Start of DATASET EXCERPTS
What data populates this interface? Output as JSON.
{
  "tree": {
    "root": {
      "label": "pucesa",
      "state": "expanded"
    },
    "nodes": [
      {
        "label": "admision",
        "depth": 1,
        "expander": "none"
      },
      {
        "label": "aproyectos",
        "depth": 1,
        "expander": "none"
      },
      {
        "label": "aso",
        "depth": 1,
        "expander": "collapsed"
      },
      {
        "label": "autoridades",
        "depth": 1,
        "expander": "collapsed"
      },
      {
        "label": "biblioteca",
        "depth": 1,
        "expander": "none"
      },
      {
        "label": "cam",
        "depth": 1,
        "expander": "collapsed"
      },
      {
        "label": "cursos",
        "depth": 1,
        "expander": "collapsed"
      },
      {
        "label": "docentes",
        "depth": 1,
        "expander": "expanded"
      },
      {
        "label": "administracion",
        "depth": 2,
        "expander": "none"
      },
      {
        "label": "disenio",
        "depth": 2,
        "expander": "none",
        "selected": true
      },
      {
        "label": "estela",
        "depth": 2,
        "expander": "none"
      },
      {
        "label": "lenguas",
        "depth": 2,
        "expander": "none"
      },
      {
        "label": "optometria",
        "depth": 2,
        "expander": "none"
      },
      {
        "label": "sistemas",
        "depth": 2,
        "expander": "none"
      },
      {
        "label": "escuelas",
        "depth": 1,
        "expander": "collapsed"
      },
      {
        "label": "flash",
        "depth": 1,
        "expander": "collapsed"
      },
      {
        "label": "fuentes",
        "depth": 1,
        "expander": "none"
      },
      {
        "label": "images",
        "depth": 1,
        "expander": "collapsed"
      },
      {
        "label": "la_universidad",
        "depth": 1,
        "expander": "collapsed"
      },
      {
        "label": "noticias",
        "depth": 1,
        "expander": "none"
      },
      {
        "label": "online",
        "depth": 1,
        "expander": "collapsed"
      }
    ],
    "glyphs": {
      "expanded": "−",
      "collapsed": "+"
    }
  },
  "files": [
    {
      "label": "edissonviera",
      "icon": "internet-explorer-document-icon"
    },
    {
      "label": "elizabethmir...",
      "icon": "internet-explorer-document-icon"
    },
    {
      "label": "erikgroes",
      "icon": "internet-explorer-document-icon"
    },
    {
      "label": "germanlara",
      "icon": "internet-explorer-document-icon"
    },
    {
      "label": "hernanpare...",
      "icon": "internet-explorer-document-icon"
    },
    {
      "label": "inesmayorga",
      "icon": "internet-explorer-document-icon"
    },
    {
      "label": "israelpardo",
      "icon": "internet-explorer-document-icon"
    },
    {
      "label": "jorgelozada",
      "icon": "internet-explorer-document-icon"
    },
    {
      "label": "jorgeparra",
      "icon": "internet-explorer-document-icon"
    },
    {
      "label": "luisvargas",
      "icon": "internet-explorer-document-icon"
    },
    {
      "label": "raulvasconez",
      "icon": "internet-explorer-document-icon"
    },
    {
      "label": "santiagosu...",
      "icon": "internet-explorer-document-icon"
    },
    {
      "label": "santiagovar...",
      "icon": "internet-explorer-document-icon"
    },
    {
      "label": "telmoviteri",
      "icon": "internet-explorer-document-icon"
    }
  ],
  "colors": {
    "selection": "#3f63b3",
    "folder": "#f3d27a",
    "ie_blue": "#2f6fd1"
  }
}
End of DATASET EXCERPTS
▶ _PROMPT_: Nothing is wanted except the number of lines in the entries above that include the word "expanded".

▶ _ANSWER TO THIS TASK_: 3